The second set of recently published studies focused on the interaction between outbreaks of tree-killing bark beetles and climate shifts. The Southwest has lapsed back into one of the worst droughts on record in the past 1,000 years, with rainfall less than half of normal in Payson so far this year. Tonto Creek currently has just 17 percent of its normal flow, the Verde River about 60 percent of normal and the Salt River about 40 percent of normal.
Computer climate projections say that the current trend could make the drought conditions of the past decade the new normal in the Southwest. The great majority of climate scientists say that the buildup of carbon dioxide and other pollutants will result in a gradual global warming in the next century.
Some projections warn that such a trend could dramatically affect rainfall patterns in the Southwest, including shifting the summer monsoon storm patterns that provide about half of Payson’s annual rainfall.
The recent studies show that a decrease in rainfall and a rise in winter temperatures could result in repeated tree-killing epidemics of bark beetles.
Droughts — especially when interrupted by the occasional wet year — can produce population explosions among bark beetles, concluded researchers from the U.S. Forest Service’s Southwest Research Station in the journal Ecology.

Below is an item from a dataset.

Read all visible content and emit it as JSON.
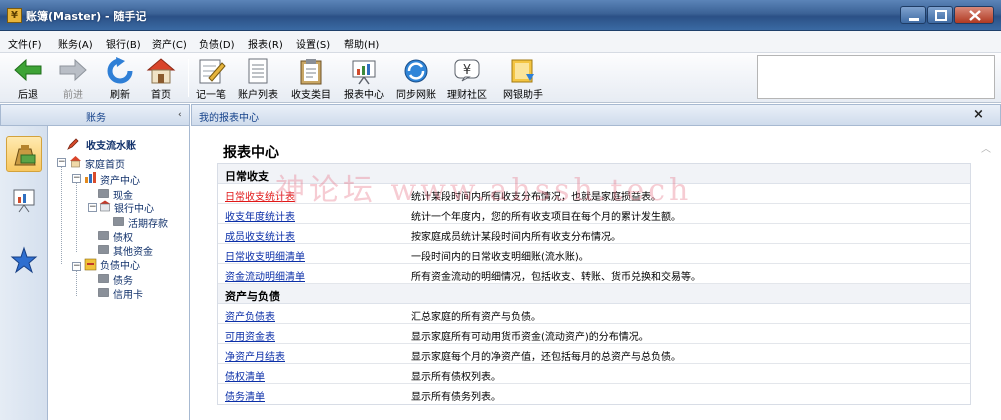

Beetles bore into the trees during the dry years, when the dehydrated pines can’t produce enough pitch to expel them. The beetles leave their larvae behind. The grubs then hatch and begin eating the inner bark of the tree, which carries the nutrients up to the leaves. The dry years give the beetles a foothold and the wetter years provide the larvae with food.
The problem gets worse with mild winters, since bitterly cold conditions can kill the larvae waiting out the winter just beneath the bark.
The researchers concluded that climate predictions in the Southwest should provide ideal conditions to foster more bark beetle outbreaks in coming years.
A second bark beetle study came to similar conclusions.
This study examined a bark beetle outbreak in 2001-02, which killed most of the pines in 3,000 square miles of forest — an area six times the extent of the Wallow Fire.
The researchers from the University of Colorado at Boulder wanted to know whether the epidemic started in one area and spread — or started in several areas at once.
They concluded that scattered outbreaks of beetles spread out of control, eventually merging into a massive infestation. The outbreaks started in drought-stricken areas with sickly trees. However, those patches of forests eventually produced so many bark beetles that they overwhelmed even healthy stretches of forest nearby.
In addition, the researchers discovered that the outbreaks often started in thick clusters of trees growing into a burned out area. Those thickets of stunted trees not only had impaired defenses, but also offered the beetles an easy path to spread from tree to tree with their interlocking branches.
The study offers ominous portents for forest health in coming decades; give projections that call for ever-larger fires and a deepening drought in a landscape crowded with over-stressed trees.
The problem will likely affect much of North America. At the moment, British Columbia in Canada is suffering from a bark beetle epidemic that started in 1990 and now affects some 70,000 square miles of forested land.
“The current study suggests that under the continued warmer climate, the spread of the beetle in ponderosa pines is likely to grow until that food source is also depleted,” said CU-Boulder geography professor Thomas Veblen, one of the authors of the study funded by the National Science Foundation.